I see. So you were not exactly a detached—

IE:

That's right.

WC:

—observer. You were—

IE:

[unclear]

WC:

I don't want to put you on the spot. I was—

IE:

Yeah.

WC:

I don't that many other names of those people. I mean, I know Gene Hood and I know Leroy Shuping, and I know a couple of others. But if you would feel all right about giving me some of those names, I would not use that. What I would do is use that as a basis for going and trying to talk to them and getting their perceptions.

IE:

Well, the trouble is Gene Hood died over the weekend.

WC:

I didn't know that.

IE:

Yeah, he died Saturday.

WC:

Wow.

IE:

And another one I can think of is [name redacted], and he's in a rest home and he—I don't think he's mentally capable of being interviewed. Shuping's dead. I don't know—what's the old saying about a few funerals solve a few some problems? Maybe this is—

WC:

Yeah.

IE:

Maybe some of them [unclear]

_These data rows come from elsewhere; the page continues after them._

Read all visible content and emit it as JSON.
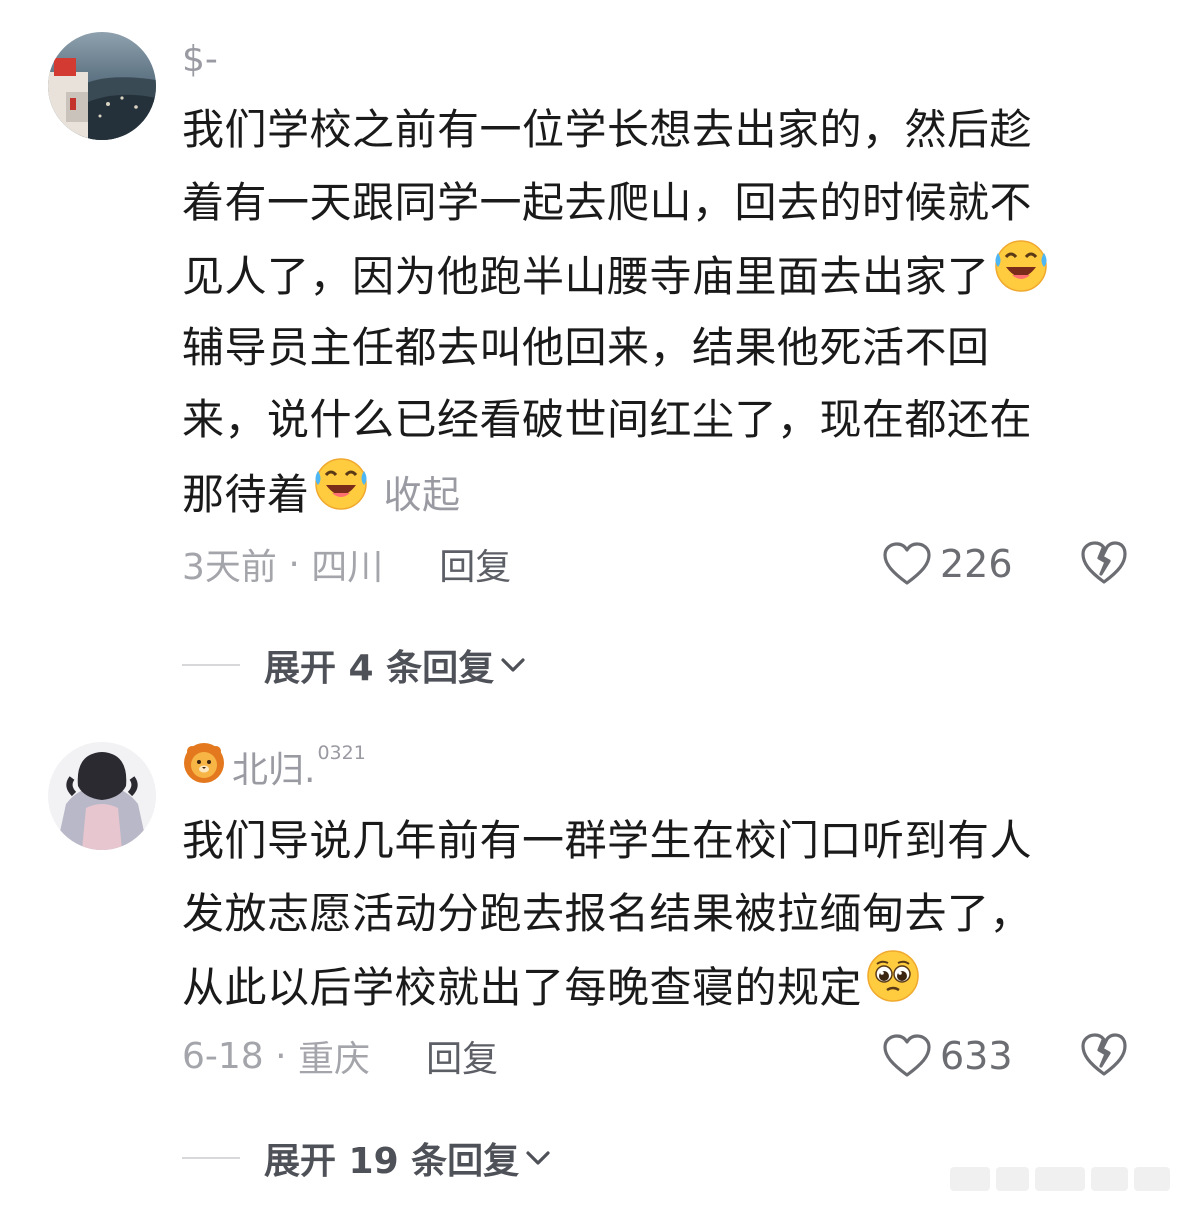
{
  "comments": [
    {
      "username": "$-",
      "username_badge": "",
      "text_lines": [
        "我们学校之前有一位学长想去出家的，然后趁",
        "着有一天跟同学一起去爬山，回去的时候就不",
        "见人了，因为他跑半山腰寺庙里面去出家了",
        "辅导员主任都去叫他回来，结果他死活不回",
        "来，说什么已经看破世间红尘了，现在都还在",
        "那待着"
      ],
      "emoji": "laughing-crying-emoji",
      "collapse_label": "收起",
      "time": "3天前",
      "location": "四川",
      "reply_label": "回复",
      "likes": "226",
      "expand_label": "展开 4 条回复"
    },
    {
      "username": "北归.",
      "username_badge": "0321",
      "username_emoji": "lion-face-emoji",
      "text_lines": [
        "我们导说几年前有一群学生在校门口听到有人",
        "发放志愿活动分跑去报名结果被拉缅甸去了，",
        "从此以后学校就出了每晚查寝的规定"
      ],
      "emoji": "pleading-face-emoji",
      "time": "6-18",
      "location": "重庆",
      "reply_label": "回复",
      "likes": "633",
      "expand_label": "展开 19 条回复"
    }
  ],
  "colors": {
    "primary_text": "#1a1a1a",
    "secondary_text": "#9a9ba2",
    "reply_text": "#5d5f66",
    "expand_text": "#4f5158",
    "background": "#ffffff"
  }
}
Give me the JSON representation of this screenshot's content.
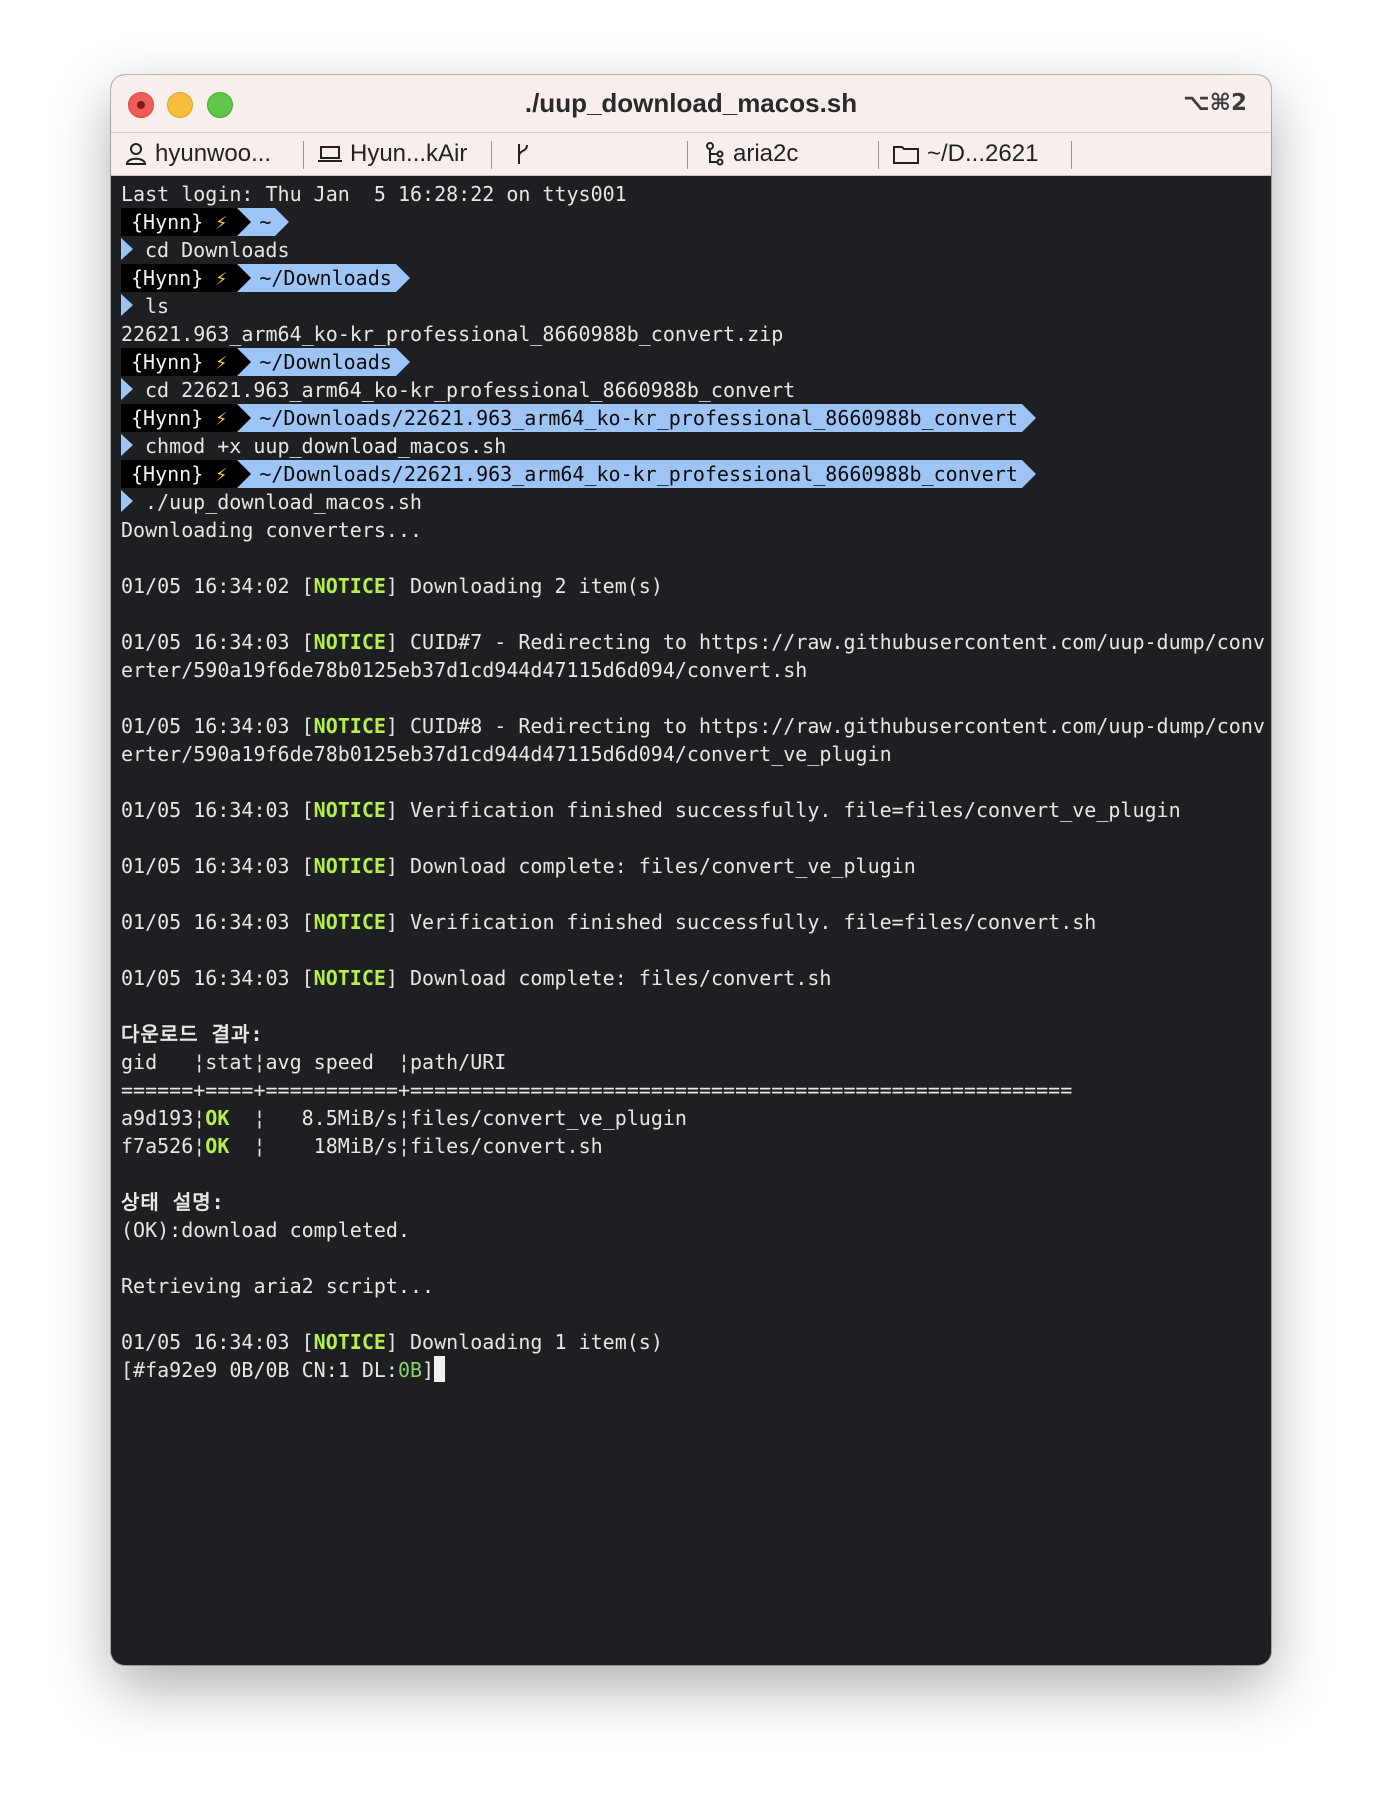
{
  "window": {
    "title": "./uup_download_macos.sh",
    "shortcut": "⌥⌘2"
  },
  "tabs": [
    {
      "label": "hyunwoo...",
      "icon": "person-icon"
    },
    {
      "label": "Hyun...kAir",
      "icon": "laptop-icon"
    },
    {
      "label": "",
      "icon": "git-branch-icon"
    },
    {
      "label": "aria2c",
      "icon": "process-icon"
    },
    {
      "label": "~/D...2621",
      "icon": "folder-icon"
    }
  ],
  "terminal": {
    "last_login": "Last login: Thu Jan  5 16:28:22 on ttys001",
    "prompt_user": "{Hynn}",
    "prompt_bolt": "⚡",
    "path_home": "~",
    "path_downloads": "~/Downloads",
    "path_convert": "~/Downloads/22621.963_arm64_ko-kr_professional_8660988b_convert",
    "cmd_cd_downloads": "cd Downloads",
    "cmd_ls": "ls",
    "ls_output": "22621.963_arm64_ko-kr_professional_8660988b_convert.zip",
    "cmd_cd_convert": "cd 22621.963_arm64_ko-kr_professional_8660988b_convert",
    "cmd_chmod": "chmod +x uup_download_macos.sh",
    "cmd_run": "./uup_download_macos.sh",
    "downloading_converters": "Downloading converters...",
    "notice_tag": "NOTICE",
    "log": [
      {
        "ts": "01/05 16:34:02",
        "msg": " Downloading 2 item(s)"
      },
      {
        "ts": "01/05 16:34:03",
        "msg": " CUID#7 - Redirecting to https://raw.githubusercontent.com/uup-dump/conv",
        "cont": "erter/590a19f6de78b0125eb37d1cd944d47115d6d094/convert.sh"
      },
      {
        "ts": "01/05 16:34:03",
        "msg": " CUID#8 - Redirecting to https://raw.githubusercontent.com/uup-dump/conv",
        "cont": "erter/590a19f6de78b0125eb37d1cd944d47115d6d094/convert_ve_plugin"
      },
      {
        "ts": "01/05 16:34:03",
        "msg": " Verification finished successfully. file=files/convert_ve_plugin"
      },
      {
        "ts": "01/05 16:34:03",
        "msg": " Download complete: files/convert_ve_plugin"
      },
      {
        "ts": "01/05 16:34:03",
        "msg": " Verification finished successfully. file=files/convert.sh"
      },
      {
        "ts": "01/05 16:34:03",
        "msg": " Download complete: files/convert.sh"
      }
    ],
    "result_heading": "다운로드 결과:",
    "table_header": "gid   ¦stat¦avg speed  ¦path/URI",
    "table_rule": "======+====+===========+=======================================================",
    "rows": [
      {
        "gid": "a9d193",
        "stat": "OK",
        "rest": "  ¦   8.5MiB/s¦files/convert_ve_plugin"
      },
      {
        "gid": "f7a526",
        "stat": "OK",
        "rest": "  ¦    18MiB/s¦files/convert.sh"
      }
    ],
    "status_heading": "상태 설명:",
    "status_ok": "(OK):download completed.",
    "retrieving": "Retrieving aria2 script...",
    "last_log": {
      "ts": "01/05 16:34:03",
      "msg": " Downloading 1 item(s)"
    },
    "progress_prefix": "[#fa92e9 0B/0B CN:1 DL:",
    "progress_dl": "0B",
    "progress_suffix": "]"
  },
  "colors": {
    "notice": "#b6ef4a",
    "path_segment": "#9ec4f6",
    "terminal_bg": "#1e1f22",
    "titlebar_bg": "#f8eeec"
  }
}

WC:

Wow.

IE:

I don't know whether you can find any of that group left.

WC:

Yeah.

IE:

Gene Hood would've been a good one, because he could've expressed himself well.

WC:

Yeah. Darn, I was—that's strange. Strange. Well—

IE:

Well, he was in the hospital I expect, a week or two, three, anyway. You couldn't have seen him unless you were here a few weeks ago.

WC:

Right. And I haven't really been here for over a year. I was working on this for about six months during summers, and then all last year I was so busy I didn't have a chance to get back to it till this fall.

IE:

I was trying to think. Who was—I'll tell you somebody you ought to talk to, if you haven't, is [Armistead] Sapp, the lawyer. You got his name?

WC:

Yeah, yeah.

IE:

Okay. He represented the forces in court you know.

WC:

Yeah. And you think he'd be a cooperative—

IE:

Oh, yes. And, of course, he expresses himself well, too, being a lawyer, so he's—

WC:

Yeah.

IE:

He could give you a good debate on the other side, I'm sure.

WC:

Yeah, yeah. Was he in the church, too?

IE:

No.

WC:

Interesting. Of course, your church was very—

IE:

Sort of the center of the whole thing. It was the most liberal element in town. [unclear]

WC:

Yeah. That seems to—

[End of Interview]